## Work instructions
Print out the data below with every line intact.

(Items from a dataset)
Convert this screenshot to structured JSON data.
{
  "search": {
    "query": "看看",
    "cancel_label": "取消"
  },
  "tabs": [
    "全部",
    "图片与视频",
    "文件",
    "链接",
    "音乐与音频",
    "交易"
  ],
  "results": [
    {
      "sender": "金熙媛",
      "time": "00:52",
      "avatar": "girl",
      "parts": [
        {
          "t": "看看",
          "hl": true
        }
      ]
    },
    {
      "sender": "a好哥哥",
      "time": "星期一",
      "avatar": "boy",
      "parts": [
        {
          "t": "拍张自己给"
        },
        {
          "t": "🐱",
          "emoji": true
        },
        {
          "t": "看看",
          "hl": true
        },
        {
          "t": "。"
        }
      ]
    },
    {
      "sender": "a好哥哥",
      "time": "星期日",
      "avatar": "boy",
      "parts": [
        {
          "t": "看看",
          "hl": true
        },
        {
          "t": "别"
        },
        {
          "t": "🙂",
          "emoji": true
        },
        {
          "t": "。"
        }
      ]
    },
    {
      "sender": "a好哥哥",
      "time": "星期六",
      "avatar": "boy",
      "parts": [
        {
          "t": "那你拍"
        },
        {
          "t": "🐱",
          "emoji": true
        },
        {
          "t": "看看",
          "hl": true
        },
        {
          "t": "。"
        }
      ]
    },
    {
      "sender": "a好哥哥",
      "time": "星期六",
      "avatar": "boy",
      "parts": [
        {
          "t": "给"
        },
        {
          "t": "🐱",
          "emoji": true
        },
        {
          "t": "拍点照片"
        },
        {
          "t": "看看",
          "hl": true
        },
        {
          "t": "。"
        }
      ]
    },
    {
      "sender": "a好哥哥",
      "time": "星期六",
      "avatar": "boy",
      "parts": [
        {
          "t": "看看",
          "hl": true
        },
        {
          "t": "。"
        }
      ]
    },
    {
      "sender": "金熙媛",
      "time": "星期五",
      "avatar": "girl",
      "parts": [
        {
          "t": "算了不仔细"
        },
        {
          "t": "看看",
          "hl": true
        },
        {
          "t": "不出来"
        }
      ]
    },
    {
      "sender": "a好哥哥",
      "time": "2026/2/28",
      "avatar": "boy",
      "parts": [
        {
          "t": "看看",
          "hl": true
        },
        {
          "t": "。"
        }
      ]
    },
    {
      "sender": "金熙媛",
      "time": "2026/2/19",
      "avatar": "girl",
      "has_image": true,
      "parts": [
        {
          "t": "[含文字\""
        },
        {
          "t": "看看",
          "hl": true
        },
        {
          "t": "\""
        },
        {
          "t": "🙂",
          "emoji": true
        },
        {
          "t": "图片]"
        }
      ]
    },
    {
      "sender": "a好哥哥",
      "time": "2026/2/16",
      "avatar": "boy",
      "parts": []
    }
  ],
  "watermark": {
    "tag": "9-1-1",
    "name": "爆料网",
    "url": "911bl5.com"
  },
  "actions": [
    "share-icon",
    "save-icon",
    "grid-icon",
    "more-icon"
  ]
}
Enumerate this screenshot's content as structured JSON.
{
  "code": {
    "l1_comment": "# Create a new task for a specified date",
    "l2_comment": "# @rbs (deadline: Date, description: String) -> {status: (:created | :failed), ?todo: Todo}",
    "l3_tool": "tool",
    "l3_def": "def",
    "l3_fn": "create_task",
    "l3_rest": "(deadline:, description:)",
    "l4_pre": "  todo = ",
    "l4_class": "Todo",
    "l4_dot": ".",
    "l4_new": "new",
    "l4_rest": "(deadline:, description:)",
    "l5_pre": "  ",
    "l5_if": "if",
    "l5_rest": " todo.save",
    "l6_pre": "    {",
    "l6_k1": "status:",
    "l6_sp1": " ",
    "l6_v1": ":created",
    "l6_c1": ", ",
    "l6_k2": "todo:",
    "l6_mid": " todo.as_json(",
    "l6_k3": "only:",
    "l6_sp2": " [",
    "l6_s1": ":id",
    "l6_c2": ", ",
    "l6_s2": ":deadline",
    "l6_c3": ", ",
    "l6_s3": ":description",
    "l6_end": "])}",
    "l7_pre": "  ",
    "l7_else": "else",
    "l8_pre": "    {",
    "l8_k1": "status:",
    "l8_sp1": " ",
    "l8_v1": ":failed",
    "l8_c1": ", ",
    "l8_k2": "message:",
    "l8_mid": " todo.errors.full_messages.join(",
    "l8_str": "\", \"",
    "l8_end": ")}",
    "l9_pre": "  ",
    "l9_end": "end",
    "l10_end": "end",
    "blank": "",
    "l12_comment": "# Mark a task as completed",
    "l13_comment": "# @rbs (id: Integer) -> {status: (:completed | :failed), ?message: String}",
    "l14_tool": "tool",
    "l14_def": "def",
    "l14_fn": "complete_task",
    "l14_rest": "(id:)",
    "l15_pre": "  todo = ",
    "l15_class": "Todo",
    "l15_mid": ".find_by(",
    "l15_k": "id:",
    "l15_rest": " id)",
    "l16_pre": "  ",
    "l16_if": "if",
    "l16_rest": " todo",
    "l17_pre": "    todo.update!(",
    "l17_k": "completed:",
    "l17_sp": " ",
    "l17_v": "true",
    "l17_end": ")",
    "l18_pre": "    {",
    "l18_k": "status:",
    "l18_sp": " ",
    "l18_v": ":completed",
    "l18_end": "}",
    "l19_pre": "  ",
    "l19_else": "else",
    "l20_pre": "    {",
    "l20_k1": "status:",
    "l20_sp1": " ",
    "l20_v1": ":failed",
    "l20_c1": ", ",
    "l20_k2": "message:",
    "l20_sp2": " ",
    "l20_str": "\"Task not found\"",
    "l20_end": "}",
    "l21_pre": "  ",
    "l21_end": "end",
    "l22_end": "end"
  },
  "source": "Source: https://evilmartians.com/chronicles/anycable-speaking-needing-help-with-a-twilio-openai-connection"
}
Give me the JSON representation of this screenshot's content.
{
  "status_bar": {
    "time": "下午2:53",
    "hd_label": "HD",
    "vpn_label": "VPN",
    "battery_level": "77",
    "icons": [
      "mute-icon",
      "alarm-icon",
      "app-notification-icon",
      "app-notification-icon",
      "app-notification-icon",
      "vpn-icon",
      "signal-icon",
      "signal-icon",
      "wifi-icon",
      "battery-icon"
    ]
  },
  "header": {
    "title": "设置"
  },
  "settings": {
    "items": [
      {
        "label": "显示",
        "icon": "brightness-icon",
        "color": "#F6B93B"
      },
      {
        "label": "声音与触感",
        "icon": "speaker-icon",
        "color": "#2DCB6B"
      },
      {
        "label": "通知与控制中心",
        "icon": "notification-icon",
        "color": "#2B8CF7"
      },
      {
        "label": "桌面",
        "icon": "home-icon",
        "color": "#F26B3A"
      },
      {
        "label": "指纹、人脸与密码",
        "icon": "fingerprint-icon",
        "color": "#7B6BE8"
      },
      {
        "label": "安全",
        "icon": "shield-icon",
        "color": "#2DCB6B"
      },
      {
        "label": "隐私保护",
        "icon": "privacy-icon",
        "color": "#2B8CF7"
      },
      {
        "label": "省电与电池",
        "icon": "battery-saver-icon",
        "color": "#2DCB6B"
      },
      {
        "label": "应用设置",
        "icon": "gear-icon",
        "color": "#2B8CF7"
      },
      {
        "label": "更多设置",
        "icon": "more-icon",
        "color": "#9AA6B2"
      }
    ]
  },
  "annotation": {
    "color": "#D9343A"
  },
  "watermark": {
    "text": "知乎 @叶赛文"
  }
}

## Output
Convert this screenshot to structured JSON data.
{
  "search": {
    "query": "看看",
    "cancel_label": "取消"
  },
  "tabs": [
    "全部",
    "图片与视频",
    "文件",
    "链接",
    "音乐与音频",
    "交易"
  ],
  "results": [
    {
      "sender": "金熙媛",
      "time": "00:52",
      "avatar": "girl",
      "parts": [
        {
          "t": "看看",
          "hl": true
        }
      ]
    },
    {
      "sender": "a好哥哥",
      "time": "星期一",
      "avatar": "boy",
      "parts": [
        {
          "t": "拍张自己给"
        },
        {
          "t": "🐱",
          "emoji": true
        },
        {
          "t": "看看",
          "hl": true
        },
        {
          "t": "。"
        }
      ]
    },
    {
      "sender": "a好哥哥",
      "time": "星期日",
      "avatar": "boy",
      "parts": [
        {
          "t": "看看",
          "hl": true
        },
        {
          "t": "别"
        },
        {
          "t": "🙂",
          "emoji": true
        },
        {
          "t": "。"
        }
      ]
    },
    {
      "sender": "a好哥哥",
      "time": "星期六",
      "avatar": "boy",
      "parts": [
        {
          "t": "那你拍"
        },
        {
          "t": "🐱",
          "emoji": true
        },
        {
          "t": "看看",
          "hl": true
        },
        {
          "t": "。"
        }
      ]
    },
    {
      "sender": "a好哥哥",
      "time": "星期六",
      "avatar": "boy",
      "parts": [
        {
          "t": "给"
        },
        {
          "t": "🐱",
          "emoji": true
        },
        {
          "t": "拍点照片"
        },
        {
          "t": "看看",
          "hl": true
        },
        {
          "t": "。"
        }
      ]
    },
    {
      "sender": "a好哥哥",
      "time": "星期六",
      "avatar": "boy",
      "parts": [
        {
          "t": "看看",
          "hl": true
        },
        {
          "t": "。"
        }
      ]
    },
    {
      "sender": "金熙媛",
      "time": "星期五",
      "avatar": "girl",
      "parts": [
        {
          "t": "算了不仔细"
        },
        {
          "t": "看看",
          "hl": true
        },
        {
          "t": "不出来"
        }
      ]
    },
    {
      "sender": "a好哥哥",
      "time": "2026/2/28",
      "avatar": "boy",
      "parts": [
        {
          "t": "看看",
          "hl": true
        },
        {
          "t": "。"
        }
      ]
    },
    {
      "sender": "金熙媛",
      "time": "2026/2/19",
      "avatar": "girl",
      "has_image": true,
      "parts": [
        {
          "t": "[含文字\""
        },
        {
          "t": "看看",
          "hl": true
        },
        {
          "t": "\""
        },
        {
          "t": "🙂",
          "emoji": true
        },
        {
          "t": "图片]"
        }
      ]
    },
    {
      "sender": "a好哥哥",
      "time": "2026/2/16",
      "avatar": "boy",
      "parts": []
    }
  ],
  "watermark": {
    "tag": "9-1-1",
    "name": "爆料网",
    "url": "911bl5.com"
  },
  "actions": [
    "share-icon",
    "save-icon",
    "grid-icon",
    "more-icon"
  ]
}
Enumerate this screenshot's content as structured JSON.
{
  "code": {
    "l1_comment": "# Create a new task for a specified date",
    "l2_comment": "# @rbs (deadline: Date, description: String) -> {status: (:created | :failed), ?todo: Todo}",
    "l3_tool": "tool",
    "l3_def": "def",
    "l3_fn": "create_task",
    "l3_rest": "(deadline:, description:)",
    "l4_pre": "  todo = ",
    "l4_class": "Todo",
    "l4_dot": ".",
    "l4_new": "new",
    "l4_rest": "(deadline:, description:)",
    "l5_pre": "  ",
    "l5_if": "if",
    "l5_rest": " todo.save",
    "l6_pre": "    {",
    "l6_k1": "status:",
    "l6_sp1": " ",
    "l6_v1": ":created",
    "l6_c1": ", ",
    "l6_k2": "todo:",
    "l6_mid": " todo.as_json(",
    "l6_k3": "only:",
    "l6_sp2": " [",
    "l6_s1": ":id",
    "l6_c2": ", ",
    "l6_s2": ":deadline",
    "l6_c3": ", ",
    "l6_s3": ":description",
    "l6_end": "])}",
    "l7_pre": "  ",
    "l7_else": "else",
    "l8_pre": "    {",
    "l8_k1": "status:",
    "l8_sp1": " ",
    "l8_v1": ":failed",
    "l8_c1": ", ",
    "l8_k2": "message:",
    "l8_mid": " todo.errors.full_messages.join(",
    "l8_str": "\", \"",
    "l8_end": ")}",
    "l9_pre": "  ",
    "l9_end": "end",
    "l10_end": "end",
    "blank": "",
    "l12_comment": "# Mark a task as completed",
    "l13_comment": "# @rbs (id: Integer) -> {status: (:completed | :failed), ?message: String}",
    "l14_tool": "tool",
    "l14_def": "def",
    "l14_fn": "complete_task",
    "l14_rest": "(id:)",
    "l15_pre": "  todo = ",
    "l15_class": "Todo",
    "l15_mid": ".find_by(",
    "l15_k": "id:",
    "l15_rest": " id)",
    "l16_pre": "  ",
    "l16_if": "if",
    "l16_rest": " todo",
    "l17_pre": "    todo.update!(",
    "l17_k": "completed:",
    "l17_sp": " ",
    "l17_v": "true",
    "l17_end": ")",
    "l18_pre": "    {",
    "l18_k": "status:",
    "l18_sp": " ",
    "l18_v": ":completed",
    "l18_end": "}",
    "l19_pre": "  ",
    "l19_else": "else",
    "l20_pre": "    {",
    "l20_k1": "status:",
    "l20_sp1": " ",
    "l20_v1": ":failed",
    "l20_c1": ", ",
    "l20_k2": "message:",
    "l20_sp2": " ",
    "l20_str": "\"Task not found\"",
    "l20_end": "}",
    "l21_pre": "  ",
    "l21_end": "end",
    "l22_end": "end"
  },
  "source": "Source: https://evilmartians.com/chronicles/anycable-speaking-needing-help-with-a-twilio-openai-connection"
}
Give me the JSON representation of this screenshot's content.
{
  "status_bar": {
    "time": "下午2:53",
    "hd_label": "HD",
    "vpn_label": "VPN",
    "battery_level": "77",
    "icons": [
      "mute-icon",
      "alarm-icon",
      "app-notification-icon",
      "app-notification-icon",
      "app-notification-icon",
      "vpn-icon",
      "signal-icon",
      "signal-icon",
      "wifi-icon",
      "battery-icon"
    ]
  },
  "header": {
    "title": "设置"
  },
  "settings": {
    "items": [
      {
        "label": "显示",
        "icon": "brightness-icon",
        "color": "#F6B93B"
      },
      {
        "label": "声音与触感",
        "icon": "speaker-icon",
        "color": "#2DCB6B"
      },
      {
        "label": "通知与控制中心",
        "icon": "notification-icon",
        "color": "#2B8CF7"
      },
      {
        "label": "桌面",
        "icon": "home-icon",
        "color": "#F26B3A"
      },
      {
        "label": "指纹、人脸与密码",
        "icon": "fingerprint-icon",
        "color": "#7B6BE8"
      },
      {
        "label": "安全",
        "icon": "shield-icon",
        "color": "#2DCB6B"
      },
      {
        "label": "隐私保护",
        "icon": "privacy-icon",
        "color": "#2B8CF7"
      },
      {
        "label": "省电与电池",
        "icon": "battery-saver-icon",
        "color": "#2DCB6B"
      },
      {
        "label": "应用设置",
        "icon": "gear-icon",
        "color": "#2B8CF7"
      },
      {
        "label": "更多设置",
        "icon": "more-icon",
        "color": "#9AA6B2"
      }
    ]
  },
  "annotation": {
    "color": "#D9343A"
  },
  "watermark": {
    "text": "知乎 @叶赛文"
  }
}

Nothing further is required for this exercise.